PROBLEM REQUIREMENTS = How many lines below hold the string "this"? Report that number alone.

SOURCE DATA below:

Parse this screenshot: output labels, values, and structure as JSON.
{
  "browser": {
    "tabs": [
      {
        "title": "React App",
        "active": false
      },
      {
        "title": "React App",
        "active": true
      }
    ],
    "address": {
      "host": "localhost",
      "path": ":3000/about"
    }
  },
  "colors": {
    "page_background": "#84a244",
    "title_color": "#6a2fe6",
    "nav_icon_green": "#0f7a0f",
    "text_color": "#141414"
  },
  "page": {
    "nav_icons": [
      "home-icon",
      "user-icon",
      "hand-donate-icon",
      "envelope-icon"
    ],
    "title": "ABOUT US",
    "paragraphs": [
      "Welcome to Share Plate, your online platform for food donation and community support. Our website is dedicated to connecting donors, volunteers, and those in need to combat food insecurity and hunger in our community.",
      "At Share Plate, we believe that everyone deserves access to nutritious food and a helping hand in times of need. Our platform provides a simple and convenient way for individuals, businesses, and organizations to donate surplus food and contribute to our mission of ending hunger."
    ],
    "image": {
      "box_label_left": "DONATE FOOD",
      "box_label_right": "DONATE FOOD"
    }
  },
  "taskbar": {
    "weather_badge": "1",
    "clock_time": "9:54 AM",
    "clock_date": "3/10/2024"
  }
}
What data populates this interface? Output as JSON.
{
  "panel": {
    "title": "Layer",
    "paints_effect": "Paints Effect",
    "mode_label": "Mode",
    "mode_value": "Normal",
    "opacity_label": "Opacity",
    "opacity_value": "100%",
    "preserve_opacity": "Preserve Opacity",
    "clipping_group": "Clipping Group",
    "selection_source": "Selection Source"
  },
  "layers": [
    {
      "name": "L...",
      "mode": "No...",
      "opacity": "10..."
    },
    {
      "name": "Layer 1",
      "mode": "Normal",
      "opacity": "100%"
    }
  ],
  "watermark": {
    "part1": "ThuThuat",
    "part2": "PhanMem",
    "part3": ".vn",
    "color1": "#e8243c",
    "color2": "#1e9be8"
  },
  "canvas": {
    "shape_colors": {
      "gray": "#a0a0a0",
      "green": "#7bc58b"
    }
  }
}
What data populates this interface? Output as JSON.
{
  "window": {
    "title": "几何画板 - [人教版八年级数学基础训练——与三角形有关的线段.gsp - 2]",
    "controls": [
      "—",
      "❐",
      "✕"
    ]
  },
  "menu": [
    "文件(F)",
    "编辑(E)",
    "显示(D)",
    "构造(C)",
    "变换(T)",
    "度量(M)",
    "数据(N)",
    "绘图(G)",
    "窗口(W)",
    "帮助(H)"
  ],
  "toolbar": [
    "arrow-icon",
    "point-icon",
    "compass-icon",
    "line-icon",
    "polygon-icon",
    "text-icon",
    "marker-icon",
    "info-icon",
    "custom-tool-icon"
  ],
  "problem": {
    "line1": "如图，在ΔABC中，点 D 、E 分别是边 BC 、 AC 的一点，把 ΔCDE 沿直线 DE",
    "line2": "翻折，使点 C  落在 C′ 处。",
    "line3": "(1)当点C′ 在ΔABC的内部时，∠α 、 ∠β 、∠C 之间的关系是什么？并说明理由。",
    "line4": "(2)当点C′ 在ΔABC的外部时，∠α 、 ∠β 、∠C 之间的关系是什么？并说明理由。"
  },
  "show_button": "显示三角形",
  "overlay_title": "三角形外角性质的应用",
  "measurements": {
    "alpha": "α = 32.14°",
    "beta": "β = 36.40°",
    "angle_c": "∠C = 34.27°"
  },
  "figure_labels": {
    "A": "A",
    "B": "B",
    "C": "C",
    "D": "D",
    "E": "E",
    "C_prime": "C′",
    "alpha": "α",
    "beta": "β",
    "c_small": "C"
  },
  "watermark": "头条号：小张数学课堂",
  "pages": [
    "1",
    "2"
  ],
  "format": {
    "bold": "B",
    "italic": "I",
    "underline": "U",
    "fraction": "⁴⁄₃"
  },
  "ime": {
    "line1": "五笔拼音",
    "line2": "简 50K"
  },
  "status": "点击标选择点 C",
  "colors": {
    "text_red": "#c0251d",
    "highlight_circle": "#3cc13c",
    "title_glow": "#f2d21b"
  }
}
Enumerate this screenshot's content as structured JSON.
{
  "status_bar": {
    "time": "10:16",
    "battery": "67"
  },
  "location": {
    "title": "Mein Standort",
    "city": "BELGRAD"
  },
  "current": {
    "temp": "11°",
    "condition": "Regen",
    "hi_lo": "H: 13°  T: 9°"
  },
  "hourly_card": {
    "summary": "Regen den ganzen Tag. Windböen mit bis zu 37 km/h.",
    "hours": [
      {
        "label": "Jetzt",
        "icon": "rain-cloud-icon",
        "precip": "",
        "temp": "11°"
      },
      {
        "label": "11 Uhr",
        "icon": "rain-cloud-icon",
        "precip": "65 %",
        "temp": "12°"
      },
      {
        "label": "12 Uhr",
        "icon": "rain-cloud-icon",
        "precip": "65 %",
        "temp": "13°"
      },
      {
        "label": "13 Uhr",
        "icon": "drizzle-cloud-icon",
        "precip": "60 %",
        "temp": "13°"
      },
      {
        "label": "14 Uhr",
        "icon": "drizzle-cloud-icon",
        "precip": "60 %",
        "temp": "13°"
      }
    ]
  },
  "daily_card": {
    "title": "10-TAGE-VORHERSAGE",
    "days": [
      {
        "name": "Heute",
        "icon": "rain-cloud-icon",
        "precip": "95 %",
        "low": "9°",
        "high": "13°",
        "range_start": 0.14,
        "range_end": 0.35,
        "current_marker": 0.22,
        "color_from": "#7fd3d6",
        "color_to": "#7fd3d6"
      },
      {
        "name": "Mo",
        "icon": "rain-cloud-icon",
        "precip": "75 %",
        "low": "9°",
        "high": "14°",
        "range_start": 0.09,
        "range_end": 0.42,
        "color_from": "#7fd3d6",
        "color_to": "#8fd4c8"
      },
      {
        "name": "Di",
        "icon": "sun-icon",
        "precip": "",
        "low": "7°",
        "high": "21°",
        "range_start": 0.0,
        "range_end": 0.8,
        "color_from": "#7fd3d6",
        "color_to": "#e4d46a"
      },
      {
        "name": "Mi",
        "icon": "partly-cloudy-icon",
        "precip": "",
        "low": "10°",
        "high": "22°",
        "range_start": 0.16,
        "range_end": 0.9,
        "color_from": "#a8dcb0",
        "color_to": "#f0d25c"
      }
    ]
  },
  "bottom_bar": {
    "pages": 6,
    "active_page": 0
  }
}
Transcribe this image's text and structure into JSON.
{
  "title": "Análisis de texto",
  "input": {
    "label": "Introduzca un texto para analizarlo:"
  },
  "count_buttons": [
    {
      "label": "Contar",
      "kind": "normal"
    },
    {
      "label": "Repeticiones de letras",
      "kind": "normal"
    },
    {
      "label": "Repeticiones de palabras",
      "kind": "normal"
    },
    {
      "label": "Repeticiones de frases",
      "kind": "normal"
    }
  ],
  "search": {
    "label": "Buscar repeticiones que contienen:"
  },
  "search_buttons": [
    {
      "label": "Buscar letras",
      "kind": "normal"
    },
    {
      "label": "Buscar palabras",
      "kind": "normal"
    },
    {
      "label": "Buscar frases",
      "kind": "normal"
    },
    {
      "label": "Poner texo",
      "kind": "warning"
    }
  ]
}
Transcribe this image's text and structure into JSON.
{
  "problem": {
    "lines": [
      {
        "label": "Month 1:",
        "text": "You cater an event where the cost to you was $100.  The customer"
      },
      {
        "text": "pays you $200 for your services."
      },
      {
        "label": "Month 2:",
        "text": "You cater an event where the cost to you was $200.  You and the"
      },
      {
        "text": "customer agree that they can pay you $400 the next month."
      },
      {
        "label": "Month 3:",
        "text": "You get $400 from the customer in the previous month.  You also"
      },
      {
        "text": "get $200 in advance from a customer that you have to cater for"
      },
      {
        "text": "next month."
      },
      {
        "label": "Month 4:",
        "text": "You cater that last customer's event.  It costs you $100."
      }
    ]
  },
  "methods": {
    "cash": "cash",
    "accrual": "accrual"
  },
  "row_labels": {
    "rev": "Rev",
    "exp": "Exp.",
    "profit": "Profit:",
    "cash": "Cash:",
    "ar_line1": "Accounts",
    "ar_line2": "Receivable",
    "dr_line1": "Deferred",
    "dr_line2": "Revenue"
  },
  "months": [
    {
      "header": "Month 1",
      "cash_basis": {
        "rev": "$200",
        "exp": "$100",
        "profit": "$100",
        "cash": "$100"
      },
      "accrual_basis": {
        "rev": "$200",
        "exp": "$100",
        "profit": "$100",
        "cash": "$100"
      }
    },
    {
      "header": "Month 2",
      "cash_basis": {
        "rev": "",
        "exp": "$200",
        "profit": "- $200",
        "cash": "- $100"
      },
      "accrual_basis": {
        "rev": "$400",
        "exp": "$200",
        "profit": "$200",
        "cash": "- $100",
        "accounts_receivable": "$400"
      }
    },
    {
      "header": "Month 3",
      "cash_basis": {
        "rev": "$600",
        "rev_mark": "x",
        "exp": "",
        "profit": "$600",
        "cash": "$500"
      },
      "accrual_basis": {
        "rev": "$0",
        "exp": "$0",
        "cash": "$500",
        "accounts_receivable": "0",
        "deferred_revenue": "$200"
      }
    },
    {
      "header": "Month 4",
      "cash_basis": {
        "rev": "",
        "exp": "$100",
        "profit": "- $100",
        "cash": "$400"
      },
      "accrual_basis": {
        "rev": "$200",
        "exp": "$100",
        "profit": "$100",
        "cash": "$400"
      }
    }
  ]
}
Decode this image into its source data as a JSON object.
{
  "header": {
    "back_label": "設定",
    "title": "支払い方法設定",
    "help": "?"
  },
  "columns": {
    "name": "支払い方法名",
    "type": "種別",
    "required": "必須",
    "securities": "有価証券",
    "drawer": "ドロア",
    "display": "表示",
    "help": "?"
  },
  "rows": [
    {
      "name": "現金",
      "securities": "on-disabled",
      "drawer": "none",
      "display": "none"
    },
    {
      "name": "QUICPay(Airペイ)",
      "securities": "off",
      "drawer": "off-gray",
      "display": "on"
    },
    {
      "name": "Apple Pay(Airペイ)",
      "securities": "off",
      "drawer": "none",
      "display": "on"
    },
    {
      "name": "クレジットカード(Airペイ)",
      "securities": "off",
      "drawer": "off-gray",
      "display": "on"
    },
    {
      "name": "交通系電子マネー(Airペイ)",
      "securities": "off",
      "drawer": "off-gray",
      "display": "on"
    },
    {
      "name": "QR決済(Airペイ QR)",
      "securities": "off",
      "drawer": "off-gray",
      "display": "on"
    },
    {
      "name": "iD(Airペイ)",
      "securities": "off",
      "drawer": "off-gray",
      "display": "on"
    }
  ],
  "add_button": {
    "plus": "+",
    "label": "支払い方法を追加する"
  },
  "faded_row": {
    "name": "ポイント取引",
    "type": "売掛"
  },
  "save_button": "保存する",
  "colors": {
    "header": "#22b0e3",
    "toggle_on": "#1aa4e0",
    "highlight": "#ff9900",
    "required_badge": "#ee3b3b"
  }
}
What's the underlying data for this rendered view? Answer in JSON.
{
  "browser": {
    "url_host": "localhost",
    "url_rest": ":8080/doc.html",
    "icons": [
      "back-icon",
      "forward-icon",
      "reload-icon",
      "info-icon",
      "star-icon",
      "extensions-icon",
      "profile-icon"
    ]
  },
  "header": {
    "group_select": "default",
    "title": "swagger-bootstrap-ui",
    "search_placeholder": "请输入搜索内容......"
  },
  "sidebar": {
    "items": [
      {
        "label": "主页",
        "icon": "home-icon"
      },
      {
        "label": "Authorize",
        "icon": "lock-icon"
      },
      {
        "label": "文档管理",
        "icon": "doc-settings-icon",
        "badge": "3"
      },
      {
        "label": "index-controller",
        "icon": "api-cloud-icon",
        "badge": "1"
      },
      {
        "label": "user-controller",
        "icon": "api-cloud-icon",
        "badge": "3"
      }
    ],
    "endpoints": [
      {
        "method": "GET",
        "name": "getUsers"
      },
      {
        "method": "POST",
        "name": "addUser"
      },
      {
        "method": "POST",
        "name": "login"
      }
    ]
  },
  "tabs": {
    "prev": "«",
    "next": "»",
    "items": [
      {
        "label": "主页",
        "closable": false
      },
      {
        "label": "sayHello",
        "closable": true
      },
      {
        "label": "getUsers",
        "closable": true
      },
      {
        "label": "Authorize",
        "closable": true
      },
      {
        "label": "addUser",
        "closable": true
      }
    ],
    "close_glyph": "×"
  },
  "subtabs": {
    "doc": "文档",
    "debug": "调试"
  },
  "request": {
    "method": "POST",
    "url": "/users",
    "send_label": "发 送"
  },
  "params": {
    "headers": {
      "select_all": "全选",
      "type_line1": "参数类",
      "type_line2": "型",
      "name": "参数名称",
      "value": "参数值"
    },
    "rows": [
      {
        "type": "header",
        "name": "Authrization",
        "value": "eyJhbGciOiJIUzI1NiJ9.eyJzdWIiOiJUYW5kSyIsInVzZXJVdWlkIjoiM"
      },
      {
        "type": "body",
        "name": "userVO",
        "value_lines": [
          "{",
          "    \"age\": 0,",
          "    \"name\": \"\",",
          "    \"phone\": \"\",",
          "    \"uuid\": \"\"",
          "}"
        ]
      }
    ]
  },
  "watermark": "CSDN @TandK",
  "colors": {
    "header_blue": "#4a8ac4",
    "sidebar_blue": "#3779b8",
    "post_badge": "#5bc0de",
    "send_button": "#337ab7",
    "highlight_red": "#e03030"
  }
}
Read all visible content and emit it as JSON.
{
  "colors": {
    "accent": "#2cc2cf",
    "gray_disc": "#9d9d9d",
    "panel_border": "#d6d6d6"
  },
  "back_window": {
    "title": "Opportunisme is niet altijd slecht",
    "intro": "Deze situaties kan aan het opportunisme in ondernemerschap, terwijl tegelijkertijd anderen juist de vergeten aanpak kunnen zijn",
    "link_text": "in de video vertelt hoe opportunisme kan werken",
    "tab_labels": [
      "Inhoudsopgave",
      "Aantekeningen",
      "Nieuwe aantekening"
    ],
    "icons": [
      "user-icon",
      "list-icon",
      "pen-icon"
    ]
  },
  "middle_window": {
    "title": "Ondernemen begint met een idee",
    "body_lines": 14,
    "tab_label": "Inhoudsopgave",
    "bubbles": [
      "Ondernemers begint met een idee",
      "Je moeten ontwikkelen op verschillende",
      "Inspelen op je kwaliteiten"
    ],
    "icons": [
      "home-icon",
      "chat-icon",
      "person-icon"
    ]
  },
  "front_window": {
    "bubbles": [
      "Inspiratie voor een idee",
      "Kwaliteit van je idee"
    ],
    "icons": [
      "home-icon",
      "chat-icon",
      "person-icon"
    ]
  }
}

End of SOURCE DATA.

RESPONSE BELOW = 8